> _Required action_
Report how many lines of the following entries include the string "screenshot"; respond with the number alone.

Data records for software interfaces
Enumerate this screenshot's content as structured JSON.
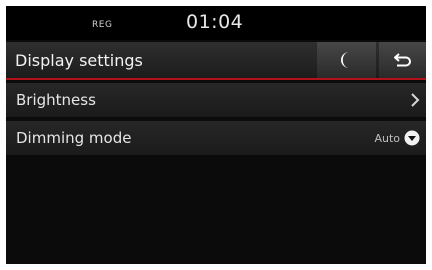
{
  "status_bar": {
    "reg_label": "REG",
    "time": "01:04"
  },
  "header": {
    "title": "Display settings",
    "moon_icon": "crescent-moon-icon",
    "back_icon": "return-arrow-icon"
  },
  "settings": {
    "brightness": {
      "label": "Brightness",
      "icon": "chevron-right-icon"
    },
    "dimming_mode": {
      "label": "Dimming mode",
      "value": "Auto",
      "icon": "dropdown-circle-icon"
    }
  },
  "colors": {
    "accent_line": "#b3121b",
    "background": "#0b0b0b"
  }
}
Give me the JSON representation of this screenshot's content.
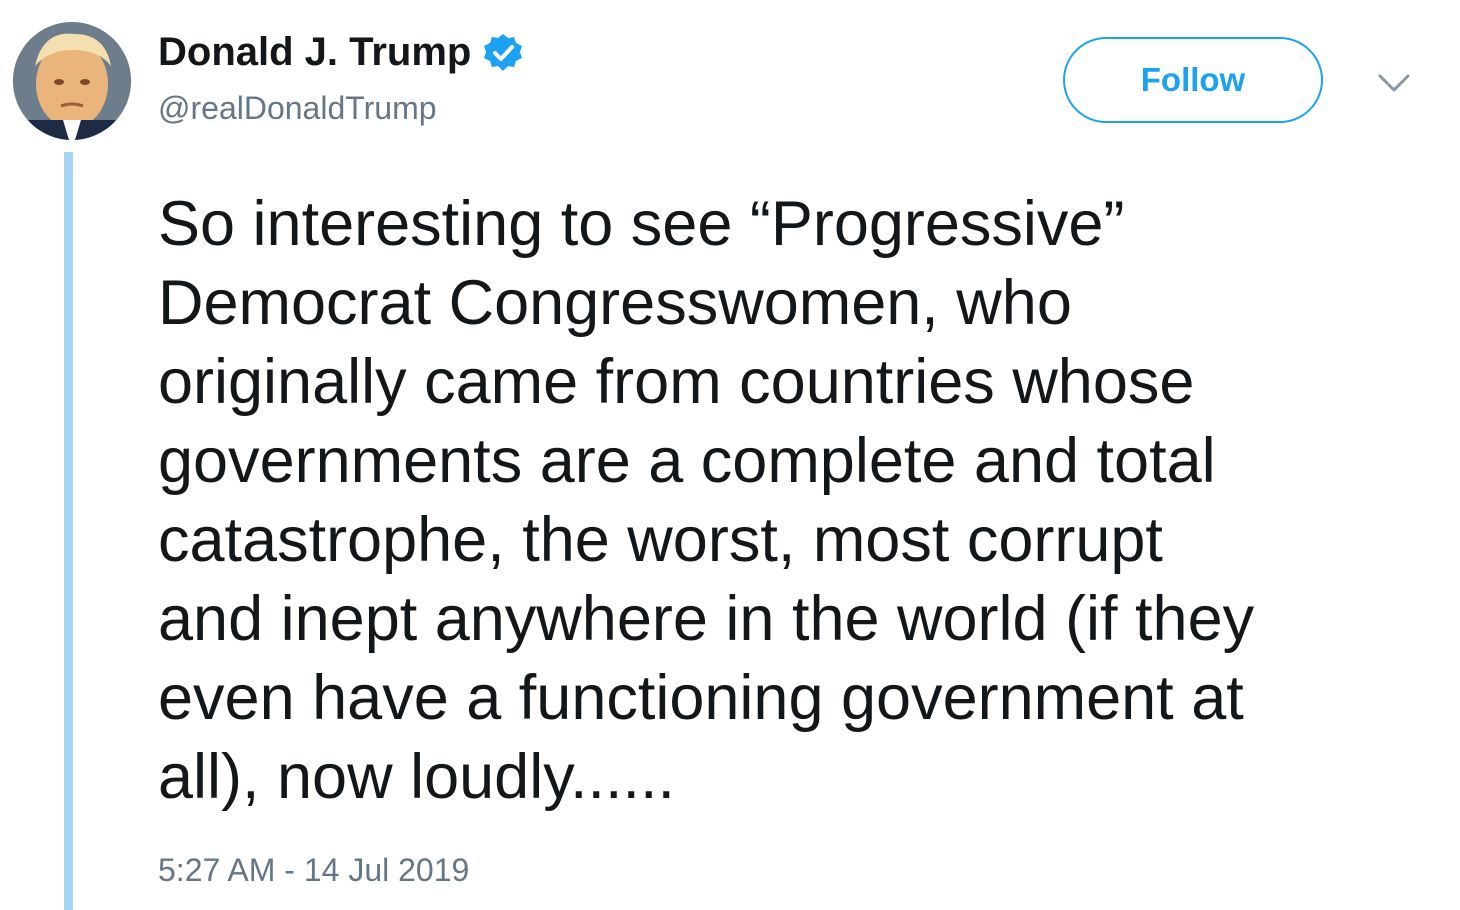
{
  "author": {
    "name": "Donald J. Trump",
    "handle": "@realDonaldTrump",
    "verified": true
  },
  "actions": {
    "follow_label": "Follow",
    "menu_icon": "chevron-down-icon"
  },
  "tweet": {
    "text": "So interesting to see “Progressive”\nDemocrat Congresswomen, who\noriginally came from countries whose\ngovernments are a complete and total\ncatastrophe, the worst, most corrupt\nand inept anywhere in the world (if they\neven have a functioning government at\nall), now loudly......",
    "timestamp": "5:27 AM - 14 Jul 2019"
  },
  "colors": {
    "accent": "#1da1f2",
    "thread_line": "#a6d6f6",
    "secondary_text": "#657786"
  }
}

> _Expected answer_
2